Tue | Nov 30, 2021

What of the new UK immigration law?

Published:Tuesday | June 17, 2014 | 12:00 AM

Dear Mr Bassie,

I understand that there is a new immigration law that has been enacted in the United Kingdom. If this is so, please provide me with some more information. Thanks in advance.


Dear F.I.,

There has been an Immigration Bill that has recently received Royal Assent on May 14, 2014. It is referred to as the Immigration Act 2014. It has been stated by the United Kingdom authorities that this act embodies a number of reforms that are aimed at being more equitable to British citizens and legitimate migrants and stricter on those with no legitimate right to be in the United Kingdom.

The Immigration Act 2014 contains 77 sections and does make some fundamental changes with respect to how the United Kingdom's immigration system operates.

The act aims to achieve these changes by limiting the factors that draw illegal migrants to the United Kingdom. It will make it easier to remove those without any right to be there, and it will ensure the courts have regard to Parliament's view of what the public interest requires when considering Article 8 of the European Convention on Human Rights in immigration cases.


Article 8 of the European Convention on Human Rights provides a right to respect for one's "private and family life, his home and his correspondence", subject to certain restrictions that are "in accordance with law" and "necessary in a democratic society".

Article 8 states:

1. Everyone has the right to respect for his private and family life, his home and his correspondence.

2. There shall be no interference by a public authority with the exercise of this right except such as is in accordance with the law and is necessary in a democratic society in the interests of national security, public safety, or the economic well-being of the country, for the prevention of disorder or crime, for the protection of health or morals, or for the protection of the rights and freedoms of others.

The British authorities have stated that the Immigration Act is legislation that will endeavour to build on the existing reforms and to ensure that the immigration system works in the British national interest. The implementation process plans to introduce these measures quickly and effectively.

The act will also significantly enhance the way Border Force, Immigration Enforcement, and UK Visas & Immigration undertake their work to secure the border, enforce the immigration rules, and continue to attract the brightest and the best persons to the United Kingdom.

There are a number of significant highlights of the new Immigration Act. For instance, the act has cut the number of immigration decisions that can be appealed from 17 to four, while it allows for certain harmful individuals to be returned to the countries from which they hailed before their appeals are heard as long as there is no risk of serious, irreversible harm.

As previously stated, the act will ensure that the courts have regard to Parliament's view of what the public interest requires when considering European Convention of Human Rights Article 8 claims in immigration cases, and it will seek to make clear that the right to family life is not to be regarded as absolute and unqualified.

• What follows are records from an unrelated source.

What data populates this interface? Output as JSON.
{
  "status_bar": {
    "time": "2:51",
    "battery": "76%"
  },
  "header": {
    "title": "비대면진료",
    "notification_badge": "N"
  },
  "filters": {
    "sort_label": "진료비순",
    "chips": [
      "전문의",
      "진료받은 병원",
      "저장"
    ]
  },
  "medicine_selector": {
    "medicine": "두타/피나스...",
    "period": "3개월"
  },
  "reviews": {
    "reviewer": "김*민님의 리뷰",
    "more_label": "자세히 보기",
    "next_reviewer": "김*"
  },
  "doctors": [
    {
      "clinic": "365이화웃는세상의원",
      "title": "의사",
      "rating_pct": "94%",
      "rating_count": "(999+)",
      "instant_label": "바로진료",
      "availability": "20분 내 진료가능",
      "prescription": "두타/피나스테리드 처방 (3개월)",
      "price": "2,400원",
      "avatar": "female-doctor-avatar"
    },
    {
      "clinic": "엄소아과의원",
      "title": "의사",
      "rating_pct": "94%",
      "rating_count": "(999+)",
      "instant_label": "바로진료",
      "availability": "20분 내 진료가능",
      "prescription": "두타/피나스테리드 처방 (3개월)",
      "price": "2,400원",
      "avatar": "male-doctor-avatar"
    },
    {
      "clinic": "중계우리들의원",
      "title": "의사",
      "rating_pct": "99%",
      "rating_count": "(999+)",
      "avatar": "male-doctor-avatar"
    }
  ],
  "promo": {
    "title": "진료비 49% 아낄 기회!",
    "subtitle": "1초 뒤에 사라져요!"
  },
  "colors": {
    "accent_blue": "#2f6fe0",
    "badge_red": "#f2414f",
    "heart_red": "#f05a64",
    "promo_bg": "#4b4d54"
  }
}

The law will seek to assist the British authorities in clamping down on people who try to gain an immigration advantage by entering into a sham marriage or civil partnership. It will also now require private landlords to check the immigration status of tenants and subsequently prevent those without any right to live in the United Kingdom from accessing private rented housing.

The act will also introduce a new requirement from temporary migrants, who have time-limited immigration status, by requiring them to make a financial contribution to the National Health Service.


Another feature of the Immigration Act will also include that the authorities will have powers to prevent repeat bail applications when removal of a person is imminent. The act will allow for the revocation of British driving licences that are held by immigration offenders. The act will also allow the home secretary to deprive a naturalised individual of his British citizenship if his actions have been seriously prejudicial to the interests of the United Kingdom and the home secretary has reasonable grounds for believing that such a person is able to become a national of another country.

It has been stated by the British authorities that this Immigration Act has been a collaborative effort, involving the Home Office, 12 other government departments, the devolved administrations, and the Crown dependencies. It is anticipated that the act will assist in reducing net migration by focusing on eliminating immigration abuse, including removing from the United Kingdom those without any right to be there and preventing similar persons from entering.

I hope this sheds some light on this topic.

John S. Bassie is a barrister/attorney-at-law who practises law in Jamaica. He is a justice of the peace, a Supreme Court-appointed mediator, a Fellow of the Chartered Institute of Arbitrators, a chartered arbitrator, and a member of the Immigration Law Practitioners Association (U.K.). Email:lawbassie@yahoo.com.